**ABOUT THIS EXERCISE**: Line by line, retype the material exactly and leave each picture out.

**GIVEN INFORMATION**:
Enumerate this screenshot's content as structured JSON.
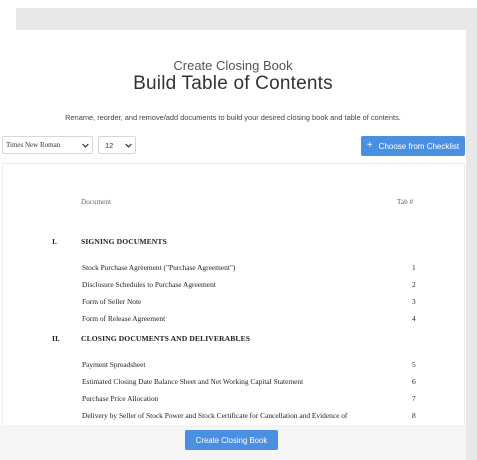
{
  "header": {
    "subtitle": "Create Closing Book",
    "title": "Build Table of Contents",
    "instructions": "Rename, reorder, and remove/add documents to build your desired closing book and table of contents."
  },
  "toolbar": {
    "font_value": "Times New Roman",
    "size_value": "12",
    "checklist_button_label": "Choose from Checklist",
    "checklist_icon": "plus-icon"
  },
  "toc": {
    "col_document": "Document",
    "col_tab": "Tab #",
    "sections": [
      {
        "number": "I.",
        "title": "SIGNING DOCUMENTS",
        "items": [
          {
            "name": "Stock Purchase Agreement (\"Purchase Agreement\")",
            "tab": "1"
          },
          {
            "name": "Disclosure Schedules to Purchase Agreement",
            "tab": "2"
          },
          {
            "name": "Form of Seller Note",
            "tab": "3"
          },
          {
            "name": "Form of Release Agreement",
            "tab": "4"
          }
        ]
      },
      {
        "number": "II.",
        "title": "CLOSING DOCUMENTS AND DELIVERABLES",
        "items": [
          {
            "name": "Payment Spreadsheet",
            "tab": "5"
          },
          {
            "name": "Estimated Closing Date Balance Sheet and Net Working Capital Statement",
            "tab": "6"
          },
          {
            "name": "Purchase Price Allocation",
            "tab": "7"
          },
          {
            "name": "Delivery by Seller of Stock Power and Stock Certificate for Cancellation and Evidence of",
            "tab": "8"
          }
        ]
      }
    ]
  },
  "footer": {
    "create_button_label": "Create Closing Book"
  },
  "colors": {
    "accent": "#4a90e2",
    "band": "#e8e8e8"
  }
}
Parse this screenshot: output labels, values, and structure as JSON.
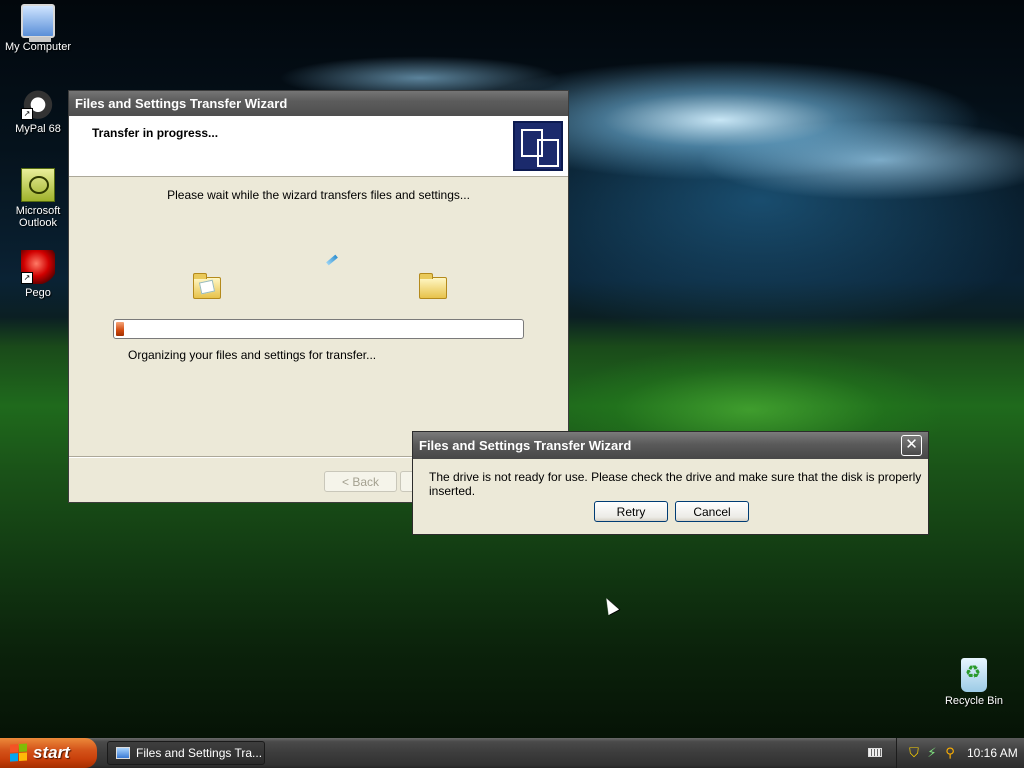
{
  "desktop": {
    "icons": [
      {
        "label": "My Computer",
        "icon": "my-computer-icon"
      },
      {
        "label": "MyPal 68",
        "icon": "mypal-icon"
      },
      {
        "label": "Microsoft Outlook",
        "icon": "outlook-icon"
      },
      {
        "label": "Pego",
        "icon": "pego-icon"
      },
      {
        "label": "Recycle Bin",
        "icon": "recycle-bin-icon"
      }
    ]
  },
  "wizard": {
    "title": "Files and Settings Transfer Wizard",
    "header_title": "Transfer in progress...",
    "instruction": "Please wait while the wizard transfers files and settings...",
    "progress_fraction": 0.02,
    "status": "Organizing your files and settings for transfer...",
    "back_label": "< Back",
    "next_label": ""
  },
  "dialog": {
    "title": "Files and Settings Transfer Wizard",
    "close_symbol": "✕",
    "message": "The drive is not ready for use. Please check the drive and make sure that the disk is properly inserted.",
    "retry_label": "Retry",
    "cancel_label": "Cancel"
  },
  "taskbar": {
    "start_label": "start",
    "tasks": [
      {
        "label": "Files and Settings Tra..."
      }
    ],
    "tray_icons": [
      "security-shield-icon",
      "network-icon",
      "search-icon"
    ],
    "clock": "10:16 AM"
  }
}
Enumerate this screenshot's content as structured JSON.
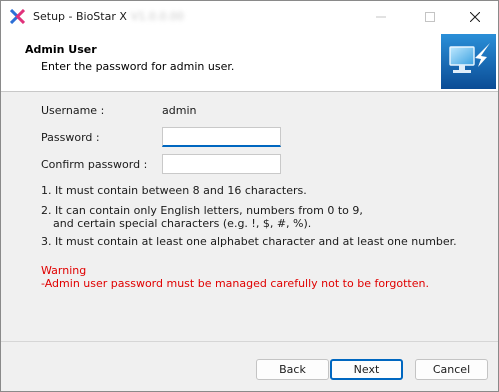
{
  "window": {
    "title": "Setup - BioStar X",
    "version_redacted": "V1.0.0.00",
    "controls": {
      "minimize": "minimize-icon",
      "maximize": "maximize-icon",
      "close": "close-icon"
    }
  },
  "header": {
    "title": "Admin User",
    "subtitle": "Enter the password for admin user."
  },
  "form": {
    "username_label": "Username :",
    "username_value": "admin",
    "password_label": "Password :",
    "password_value": "",
    "confirm_label": "Confirm password :",
    "confirm_value": ""
  },
  "rules": [
    "1. It must contain between 8 and 16 characters.",
    "2. It can contain only English letters, numbers from 0 to 9,",
    "and certain special characters (e.g. !, $, #, %).",
    "3. It must contain at least one alphabet character and at least one number."
  ],
  "warning": {
    "title": "Warning",
    "text": "-Admin user password must be managed carefully not to be forgotten."
  },
  "buttons": {
    "back": "Back",
    "next": "Next",
    "cancel": "Cancel"
  },
  "colors": {
    "accent": "#0067c0",
    "warning": "#e00000",
    "dialog_bg": "#f0f0f0"
  }
}
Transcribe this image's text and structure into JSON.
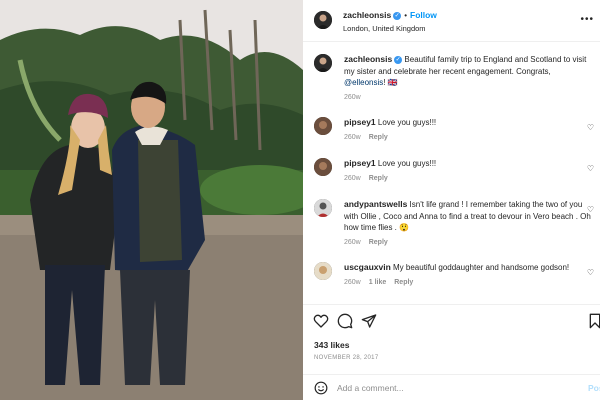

**ANSWER SPACE**:
Enumerate this screenshot's content as structured JSON.
{
  "header": {
    "subtitle": "Create Closing Book",
    "title": "Build Table of Contents",
    "instructions": "Rename, reorder, and remove/add documents to build your desired closing book and table of contents."
  },
  "toolbar": {
    "font_value": "Times New Roman",
    "size_value": "12",
    "checklist_button_label": "Choose from Checklist",
    "checklist_icon": "plus-icon"
  },
  "toc": {
    "col_document": "Document",
    "col_tab": "Tab #",
    "sections": [
      {
        "number": "I.",
        "title": "SIGNING DOCUMENTS",
        "items": [
          {
            "name": "Stock Purchase Agreement (\"Purchase Agreement\")",
            "tab": "1"
          },
          {
            "name": "Disclosure Schedules to Purchase Agreement",
            "tab": "2"
          },
          {
            "name": "Form of Seller Note",
            "tab": "3"
          },
          {
            "name": "Form of Release Agreement",
            "tab": "4"
          }
        ]
      },
      {
        "number": "II.",
        "title": "CLOSING DOCUMENTS AND DELIVERABLES",
        "items": [
          {
            "name": "Payment Spreadsheet",
            "tab": "5"
          },
          {
            "name": "Estimated Closing Date Balance Sheet and Net Working Capital Statement",
            "tab": "6"
          },
          {
            "name": "Purchase Price Allocation",
            "tab": "7"
          },
          {
            "name": "Delivery by Seller of Stock Power and Stock Certificate for Cancellation and Evidence of",
            "tab": "8"
          }
        ]
      }
    ]
  },
  "footer": {
    "create_button_label": "Create Closing Book"
  },
  "colors": {
    "accent": "#4a90e2",
    "band": "#e8e8e8"
  }
}
Parse this screenshot: output labels, values, and structure as JSON.
{
  "desktop": {
    "icons": [
      {
        "label": "My Computer",
        "icon": "my-computer-icon"
      },
      {
        "label": "MyPal 68",
        "icon": "mypal-icon"
      },
      {
        "label": "Microsoft Outlook",
        "icon": "outlook-icon"
      },
      {
        "label": "Pego",
        "icon": "pego-icon"
      },
      {
        "label": "Recycle Bin",
        "icon": "recycle-bin-icon"
      }
    ]
  },
  "wizard": {
    "title": "Files and Settings Transfer Wizard",
    "header_title": "Transfer in progress...",
    "instruction": "Please wait while the wizard transfers files and settings...",
    "progress_fraction": 0.02,
    "status": "Organizing your files and settings for transfer...",
    "back_label": "< Back",
    "next_label": ""
  },
  "dialog": {
    "title": "Files and Settings Transfer Wizard",
    "close_symbol": "✕",
    "message": "The drive is not ready for use. Please check the drive and make sure that the disk is properly inserted.",
    "retry_label": "Retry",
    "cancel_label": "Cancel"
  },
  "taskbar": {
    "start_label": "start",
    "tasks": [
      {
        "label": "Files and Settings Tra..."
      }
    ],
    "tray_icons": [
      "security-shield-icon",
      "network-icon",
      "search-icon"
    ],
    "clock": "10:16 AM"
  }
}
Enumerate this screenshot's content as structured JSON.
{
  "window": {
    "title": "Setup - BioStar X",
    "version_redacted": "V1.0.0.00",
    "controls": {
      "minimize": "minimize-icon",
      "maximize": "maximize-icon",
      "close": "close-icon"
    }
  },
  "header": {
    "title": "Admin User",
    "subtitle": "Enter the password for admin user."
  },
  "form": {
    "username_label": "Username :",
    "username_value": "admin",
    "password_label": "Password :",
    "password_value": "",
    "confirm_label": "Confirm password :",
    "confirm_value": ""
  },
  "rules": [
    "1. It must contain between 8 and 16 characters.",
    "2. It can contain only English letters, numbers from 0 to 9,",
    "and certain special characters (e.g. !, $, #, %).",
    "3. It must contain at least one alphabet character and at least one number."
  ],
  "warning": {
    "title": "Warning",
    "text": "-Admin user password must be managed carefully not to be forgotten."
  },
  "buttons": {
    "back": "Back",
    "next": "Next",
    "cancel": "Cancel"
  },
  "colors": {
    "accent": "#0067c0",
    "warning": "#e00000",
    "dialog_bg": "#f0f0f0"
  }
}
Transcribe this image's text and structure into JSON.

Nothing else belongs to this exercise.